“Certain faculty were told they weren’t going to be able to have TA’s, that the students of those faculty were not going to get support and so they just counted how many that would be,” she said. “But it was really like … just a really every day the situation was changing because no one had any clear direction as to what the bottom line was.”
Looking into budget models
According to Cutshaw, the current budget model is historically based, which means that the new budget is based on the previous year’s budget.
“It’s not based on metrics, such as how many student semester hours they teach, it’s not based on how many faculty members they have, it’s not based on any formulaic distribution of funds,” she said. “It’s based simply on history. You had this last year; you get this next year.”
Since the campus is currently spending its reserves, a budget committee formed to look at options for permanent budgeting of the campus’s resources based on output, such as degrees awarded.
“It could be based on student semester hours, or it could be based on number of graduate degrees; it could be based on a lot of outputs. That’s being discussed by the committee,” Cutshaw said. “And percentage that would go back to the units is what we’re playing with now.”
Currently the 14-member committee – consisting of the four vice chancellors, four deans, faculty members and representatives from ASUH and GSO – is looking for an output to use for allocation, but it still has to investigate the models it’s considering before rolling them out.
“Other universities that have done them have taken years and years to implement them because they’re complicated,” she said.
A possible budget model
On Nov. 19, the campus faculty senate approved a resolution encouraging the adoption of a budget model that values transparency, accountability, equity and predictability.
According to David Chin, chairman for the department of Computer and Information Sciences, the Responsibility Center Management (RCM) model aligns resources with the units that generate them. Chin gave a presentation on the model to the faculty senate at their Nov. 19 meeting.
At the University of Florida, which has adopted this model, its different revenues – state general funds, tuition revenues, indirect cost recovery and leverage and strategic initiative funds – go into responsibility centers, which can be departments, colleges or schools. According to Chin, the model has multiple versions, including one that goes down to the departmental level and another that goes only to the college or school level.
Each responsibility center would receive a large percentage of the revenue it generates, and each center would get to keep leftover funds at the end of the year.
The responsibility centers would pay their proportionate share to support the support centers, including areas like student services, academic support and general administration.
According to Chin, another aspect is subvention of the model, which is like a tax on revenues that all responsibility centers have to proportionally pay. This would be used to fund strategic initiatives both at the university and college levels.
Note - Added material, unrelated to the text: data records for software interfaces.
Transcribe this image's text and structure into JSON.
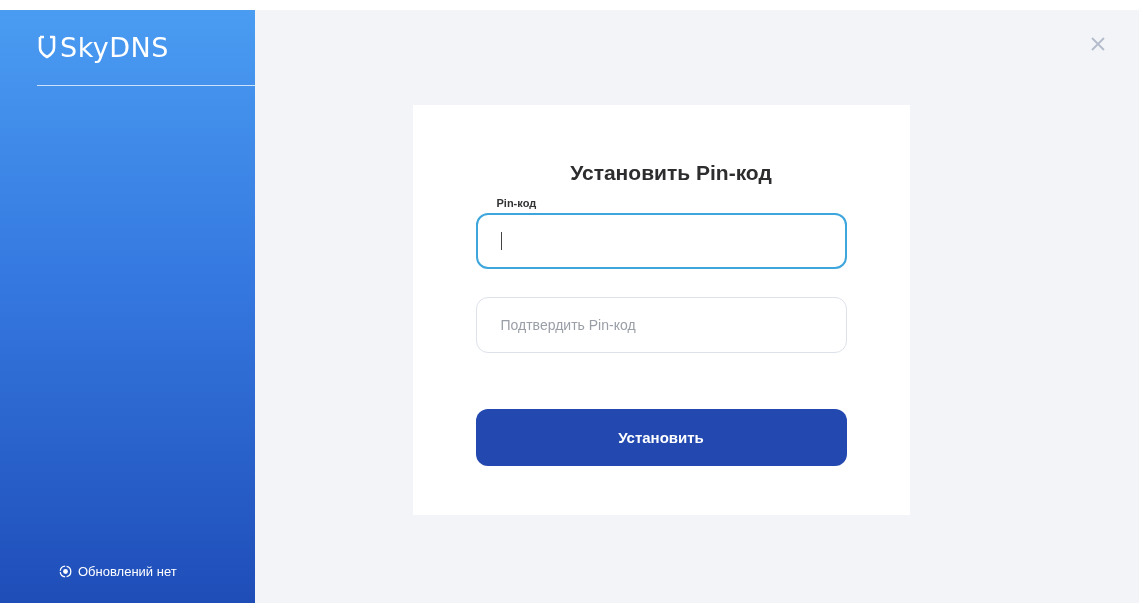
{
  "sidebar": {
    "logo": "SkyDNS",
    "status": "Обновлений нет"
  },
  "dialog": {
    "title": "Установить Pin-код",
    "fields": [
      {
        "label": "Pin-код",
        "focused": true
      },
      {
        "placeholder": "Подтвердить Pin-код",
        "focused": false
      }
    ],
    "button": "Установить"
  }
}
“Our concerns about the level of allocations right now and the lack of reasoning for those allocations seem to be well addressed by the Responsibility Center Management model,” Polopolus-Meredith said.
He also likes that in addition to programs receiving allocations to cover costs, the model gives incentive to improve the programs and increase enrollment.
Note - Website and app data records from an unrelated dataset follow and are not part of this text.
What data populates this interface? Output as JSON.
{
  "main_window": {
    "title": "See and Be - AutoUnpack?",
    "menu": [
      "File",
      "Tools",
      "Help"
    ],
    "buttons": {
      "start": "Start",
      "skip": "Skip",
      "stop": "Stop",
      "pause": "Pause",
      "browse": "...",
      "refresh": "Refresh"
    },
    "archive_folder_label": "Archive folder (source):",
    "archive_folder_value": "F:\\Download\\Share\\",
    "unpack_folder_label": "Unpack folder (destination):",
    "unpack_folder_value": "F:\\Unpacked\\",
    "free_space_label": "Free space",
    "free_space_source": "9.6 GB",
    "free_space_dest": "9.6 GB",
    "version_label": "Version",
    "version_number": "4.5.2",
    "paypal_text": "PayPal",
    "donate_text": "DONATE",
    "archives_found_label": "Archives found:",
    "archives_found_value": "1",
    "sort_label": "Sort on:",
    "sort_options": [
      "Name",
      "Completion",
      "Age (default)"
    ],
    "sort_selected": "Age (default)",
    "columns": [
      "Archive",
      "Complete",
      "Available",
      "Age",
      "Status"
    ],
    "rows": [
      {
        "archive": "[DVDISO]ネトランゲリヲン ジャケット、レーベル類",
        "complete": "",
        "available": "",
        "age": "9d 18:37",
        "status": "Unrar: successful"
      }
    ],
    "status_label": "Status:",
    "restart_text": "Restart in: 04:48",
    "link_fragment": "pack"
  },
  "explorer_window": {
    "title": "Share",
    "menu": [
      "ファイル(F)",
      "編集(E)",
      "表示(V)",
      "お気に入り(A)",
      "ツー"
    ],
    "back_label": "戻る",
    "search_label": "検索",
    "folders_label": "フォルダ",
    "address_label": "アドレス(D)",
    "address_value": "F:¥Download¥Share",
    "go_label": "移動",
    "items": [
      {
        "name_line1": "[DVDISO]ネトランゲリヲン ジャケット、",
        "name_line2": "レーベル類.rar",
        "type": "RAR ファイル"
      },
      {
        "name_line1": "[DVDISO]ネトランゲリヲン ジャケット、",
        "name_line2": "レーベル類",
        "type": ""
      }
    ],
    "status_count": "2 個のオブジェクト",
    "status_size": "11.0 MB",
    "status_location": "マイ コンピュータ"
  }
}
However, there is still concern on how the campus administration will handle a new budget model like the RCM.
“So because there’s no actual guidelines or requirements, I don’t have any faith that the current administration will actually implement that kind of model in good faith because it’s too vague,” Butler said. “I am personally in favor of something that tracks costs and rewards positive productivity, but I am afraid that … there’s going to be lip service to saying they’ve adopted it but they’ll just basically just figure out a way to keep doing what they’ve been doing.”